Oracle snags Cerner in $28B deal to gain a foothold in healthcare cloud market

Oracle is buying electronic medical records firm Cerner in a deal valued at $28.3 billion, one of the software company’s biggest acquisitions ever and one of the largest takeovers this year. 

The all-cash deal values Cerner at $95 a share and was announced Monday just three days after rumors circulated that Oracle was in talks to buy the health IT company.

The acquisition will be immediately accretive to Oracle's earnings on a non-GAAP basis in the first full fiscal year after closing—and will contribute substantially more to earnings in the second fiscal year, according to Safra Catz, Oracle's Chief Executive Officer.

Oracle also plans to expand Cerner's business into more international markets.

"Working together, Cerner and Oracle have the capacity to transform healthcare delivery by providing medical professionals with better information—enabling them to make better treatment decisions resulting in better patient outcomes," said Larry Ellison, chairman and chief technology officer, at Oracle in a statement.
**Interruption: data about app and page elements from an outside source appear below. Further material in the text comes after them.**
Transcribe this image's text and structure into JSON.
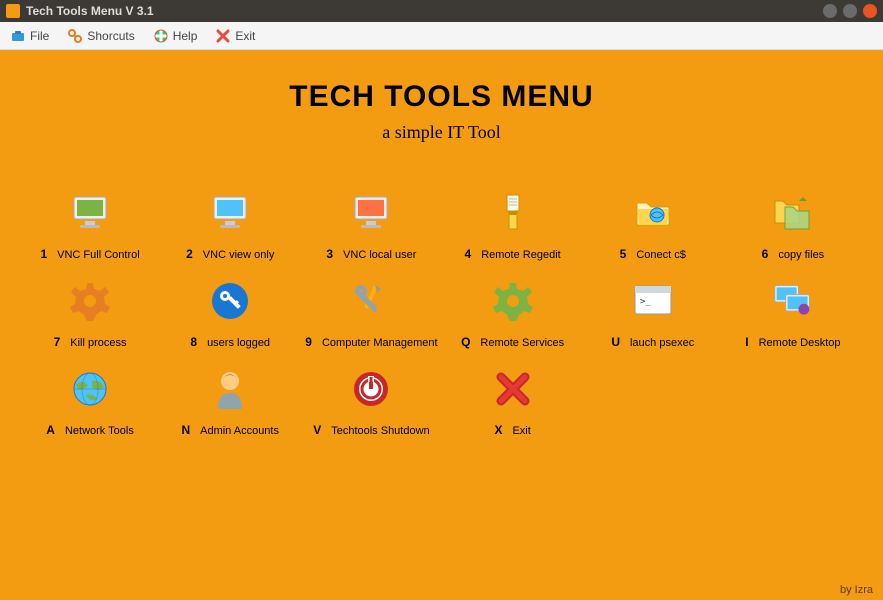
{
  "window": {
    "title": "Tech Tools Menu V 3.1"
  },
  "menubar": {
    "file": "File",
    "shortcuts": "Shorcuts",
    "help": "Help",
    "exit": "Exit"
  },
  "header": {
    "title": "TECH TOOLS MENU",
    "subtitle": "a simple IT Tool"
  },
  "tools": [
    {
      "key": "1",
      "label": "VNC Full Control",
      "icon": "monitor-green"
    },
    {
      "key": "2",
      "label": "VNC view only",
      "icon": "monitor-blue"
    },
    {
      "key": "3",
      "label": "VNC local user",
      "icon": "monitor-orange"
    },
    {
      "key": "4",
      "label": "Remote Regedit",
      "icon": "regedit"
    },
    {
      "key": "5",
      "label": "Conect c$",
      "icon": "folder-network"
    },
    {
      "key": "6",
      "label": "copy files",
      "icon": "folder-copy"
    },
    {
      "key": "7",
      "label": "Kill process",
      "icon": "gear-orange"
    },
    {
      "key": "8",
      "label": "users logged",
      "icon": "key-blue"
    },
    {
      "key": "9",
      "label": "Computer Management",
      "icon": "tools"
    },
    {
      "key": "Q",
      "label": "Remote Services",
      "icon": "gear-green"
    },
    {
      "key": "U",
      "label": "lauch psexec",
      "icon": "terminal"
    },
    {
      "key": "I",
      "label": "Remote Desktop",
      "icon": "monitors-remote"
    },
    {
      "key": "A",
      "label": "Network Tools",
      "icon": "globe"
    },
    {
      "key": "N",
      "label": "Admin  Accounts",
      "icon": "user"
    },
    {
      "key": "V",
      "label": "Techtools Shutdown",
      "icon": "shutdown"
    },
    {
      "key": "X",
      "label": "Exit",
      "icon": "exit-x"
    }
  ],
  "footer": "by Izra"
}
RELATED: Oracle in talks to buy Cerner in potential $30B deal: WSJ

With this deal, database giant Oracle is pushing deeper into the healthcare market and the acquisition should help the company scale up its cloud business.

“Oracle’s acquisition of Cerner may be a play to get a strong foothold in the emerging cloud opportunity in healthcare. Cerner is a leading EHR vendor and healthcare is in the early stages of the cloud journey," said Paddy Padmanabhan, founder and CEO of Damo Consulting, a growth strategy and digital transformation advisory firm.

Oracle has been slow to tap into the cloud opportunity landscape relative to other big tech firms, Padmanabhan said. "The Cerner acquisition may provide the boost it needs to become a strong contender in an emerging space with significant headroom for growth," he said.

Joining Oracle as a dedicated industry business unit provides an unprecedented opportunity to accelerate Cerner's work modernizing EHRs, improving the caregiver experience and enabling more connected, high-quality and efficient patient care, said David Feinberg, president and Chief Executive Officer at Cerner, who just took the helm in August.

"We are also very excited that Oracle is committed to maintaining and growing our community presence, including in the Kansas City area," he said.

Oracle is buying into one of the fastest-growing industry verticals as healthcare is a $3.8 trillion industry in the United States alone.

"Oracle's revenue growth rate has already been increasing this year—Cerner will be a huge additional revenue growth engine for years to come as we expand its business into many more countries throughout the world. That's exactly the growth strategy we adopted when we bought NetSuite—except the Cerner revenue opportunity is even larger," Catz said.

Big software and tech giants continue to make a push into healthcare with megadeals like Microsoft's $19.7 billion bid for Nuance and two private equity firms picking up Cerner competitor Athenahealth in a $17 billion deal.

"We’ve never fully realized the value of healthcare data but as technology and machine learning continues to get better, access to patient data is the holy grail," Brad Haller, a partner in the M&A practice at consulting firm West Monroe, told Fierce Healthcare.

"If Oracle wants to be a player in this space, and obviously they do for $30 billion, they need access to patient data and can't really on third parties and just continue to be the processor," he said.

RELATED: Cerner's Feinberg says health IT giant will narrow strategic focus, confirms upcoming layoffs to 'right the ship'

Oracle is known for its massive database technology and acquiring Cerner expands the company's reach to major health systems and presents potentially lucrative cross-selling opportunities, Haller said.

Oracle can convert to Cerner to be hosted on the Oracle cloud and then leverage Cerner's strong relationships with health systems to bring them on board as well, he noted.

Mike Sicilia, executive vice president, vertical industries at Oracle said the company will leverage its autonomous database, low-code development tools and voice digital assistant user interface to rapidly modernize Cerner's systems and move them to Oracle's Gen2 Cloud.

Cerner's largest business and most important clinical system already run on the Oracle Database, Sicilia said.

"We will make Cerner's systems much easier to learn and use by making Oracle's hands-free Voice Digital Assistant the primary interface to Cerner's clinical systems. This will allow medical professionals to spend less time typing on computer keyboards and more time caring for patients," he said.